Steroid-free Topical Medications
Roflumilast and tapinarof creams are safe to use long-term, since they suppress the immune system and reduce inflammation without thinning skin.
This soothing agent is a byproduct of coal processing and comes in gels or ointments that can be applied to lesions. It is also available as a liquid that can be added to bath water to help relieve symptoms. However, coal tar may irritate the skin and cause redness and dryness.
Castellani's Paint, containing phenol as its active ingredient, is a liquid applied to help dry out moist psoriasis lesions in skin folds.
Please note that it is imperative to seek guidance from your healthcare provider before initiating any new medication or making changes to your current medication regimen.
How can inverse psoriasis be managed at home?
Managing inverse psoriasis at home is crucial for alleviating symptoms, although it's essential to consult a healthcare professional before attempting these remedies due to potential allergic reactions. Here are steps to consider:
Bathing and Shower Practices

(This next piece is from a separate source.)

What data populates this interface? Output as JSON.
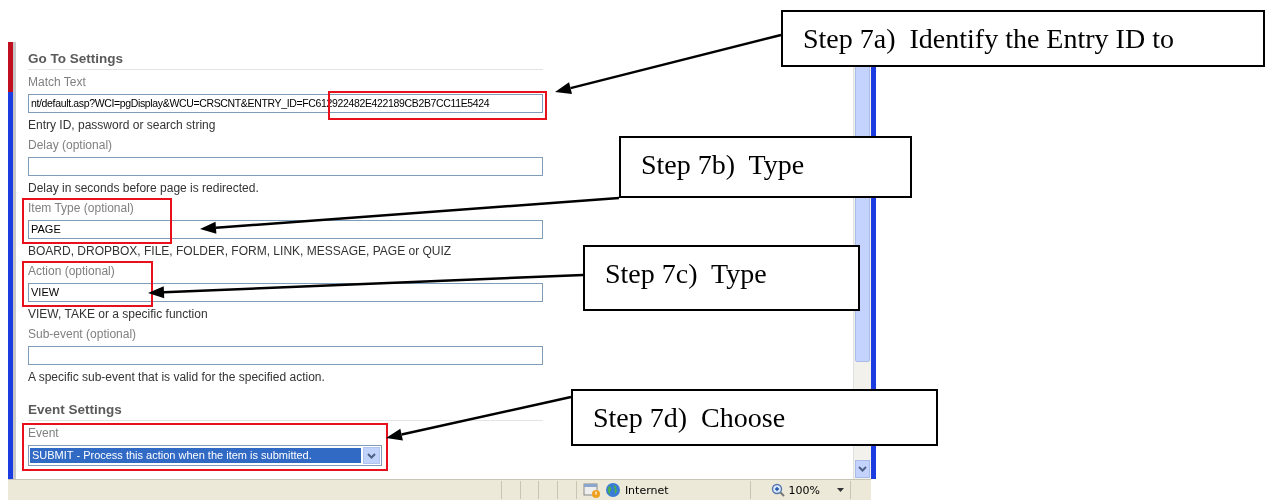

Opt for lukewarm water over hot, keep bathing sessions under 15 minutes, and make it a daily practice. Avoid abrasive scrubs and washcloths, instead opting for gentle cleansing using your hands and fragrance-free soap. After the bath or shower, take care to gently blot your skin dry with a towel. These measures will help minimize skin irritation.
Apply fragrance-free moisturizer to affected areas within 5 minutes of bathing or when your skin feels dry or irritated.
Wear loose-fitting clothing to reduce friction and skin irritation, and switch to cotton underwear to absorb moisture.
Incorporate fiber-rich foods in your diet, particularly if the genital or buttocks area is affected, to ease bowel movements and reduce skin irritation.
Discuss natural treatments with your doctor, including herbal therapies like Mahonia aquifolium (Oregon grape), aloe vera, and others that may help alleviate symptoms.
Adopt a healthy lifestyle by maintaining a balanced diet, reducing processed foods, and engaging in regular exercise to manage psoriasis symptoms and potentially make treatments more effective.
Explore stress-reduction practices such as aromatherapy, meditation, and mindfulness to address stress triggers linked to psoriasis.
Incorporating these home remedies and lifestyle changes can be valuable for managing inverse psoriasis and reducing discomfort.
Inverse psoriasis is a unique form of the condition that primarily affects skin folds, resulting in smooth, shiny, and discolored patches accompanied by itching. The triggers for flare-ups can vary and may include stress, skin injuries, infections, and certain medications.
While there is no cure, numerous treatments, both medical and natural, can provide relief and manage the symptoms of this condition. Medical treatments include calcipotriol ointment, corticosteroid creams, injectable biologics, oral medications, and light therapy. Additionally, bathing practices, clothing choices, and dietary considerations can be particularly useful for managing inverse psoriasis at home. However, it is vital to always consult a healthcare provider before introducing any new treatments or lifestyle changes to ensure their safety and suitability.
These strategies offer individuals living with inverse psoriasis the opportunity to alleviate symptoms, reduce discomfort, and improve their overall quality of life.
Give it a "Like" and share your thoughts and questions with the community in the comments below!
How Do You Manage Inverse Psoriasis? MedicineNet
Inverse psoriasis: Causes, symptoms, and more, Medical News Today
Inverse Psoriasis: From Diagnosis to Current Treatment Options, NIH.gov
Inverse Psoriasis: National Psoriasis Foundation, Psoriasis.org
Inverse Psoriasis: What It Is, Treatment, Groin & Armpit, Cleveland Clinic
Treatment of Inverse/Intertriginous Psoriasis: Updated Guidelines from the Medical Board of the National Psoriasis Foundation, Journal of Drugs in Dermatology